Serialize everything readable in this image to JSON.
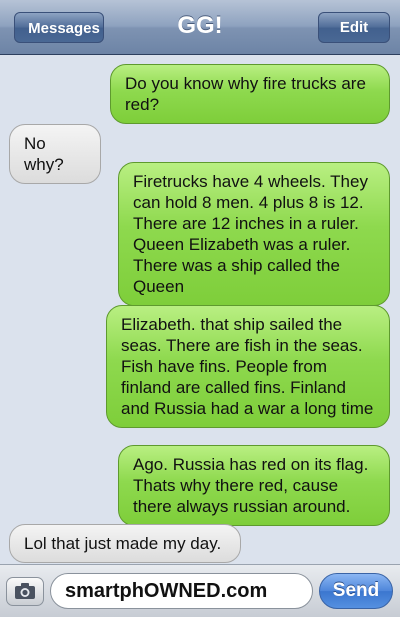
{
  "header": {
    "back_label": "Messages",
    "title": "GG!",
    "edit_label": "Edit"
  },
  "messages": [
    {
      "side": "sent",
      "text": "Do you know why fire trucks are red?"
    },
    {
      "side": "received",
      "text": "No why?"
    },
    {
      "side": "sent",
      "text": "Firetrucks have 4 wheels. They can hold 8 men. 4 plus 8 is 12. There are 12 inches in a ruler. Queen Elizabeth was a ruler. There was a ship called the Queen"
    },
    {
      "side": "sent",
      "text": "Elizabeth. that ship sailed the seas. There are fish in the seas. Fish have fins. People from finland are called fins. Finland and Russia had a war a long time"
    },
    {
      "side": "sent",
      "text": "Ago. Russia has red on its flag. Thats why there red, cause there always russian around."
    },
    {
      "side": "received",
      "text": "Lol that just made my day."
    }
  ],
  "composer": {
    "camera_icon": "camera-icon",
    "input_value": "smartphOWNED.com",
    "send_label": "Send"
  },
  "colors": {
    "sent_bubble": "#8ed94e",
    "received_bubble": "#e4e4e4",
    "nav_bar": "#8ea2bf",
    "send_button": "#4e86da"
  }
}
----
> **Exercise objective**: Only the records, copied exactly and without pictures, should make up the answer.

> **Solved problem**:
Serialize everything readable in this image to JSON.
{
  "header": {
    "back_label": "Messages",
    "title": "GG!",
    "edit_label": "Edit"
  },
  "messages": [
    {
      "side": "sent",
      "text": "Do you know why fire trucks are red?"
    },
    {
      "side": "received",
      "text": "No why?"
    },
    {
      "side": "sent",
      "text": "Firetrucks have 4 wheels. They can hold 8 men. 4 plus 8 is 12. There are 12 inches in a ruler. Queen Elizabeth was a ruler. There was a ship called the Queen"
    },
    {
      "side": "sent",
      "text": "Elizabeth. that ship sailed the seas. There are fish in the seas. Fish have fins. People from finland are called fins. Finland and Russia had a war a long time"
    },
    {
      "side": "sent",
      "text": "Ago. Russia has red on its flag. Thats why there red, cause there always russian around."
    },
    {
      "side": "received",
      "text": "Lol that just made my day."
    }
  ],
  "composer": {
    "camera_icon": "camera-icon",
    "input_value": "smartphOWNED.com",
    "send_label": "Send"
  },
  "colors": {
    "sent_bubble": "#8ed94e",
    "received_bubble": "#e4e4e4",
    "nav_bar": "#8ea2bf",
    "send_button": "#4e86da"
  }
}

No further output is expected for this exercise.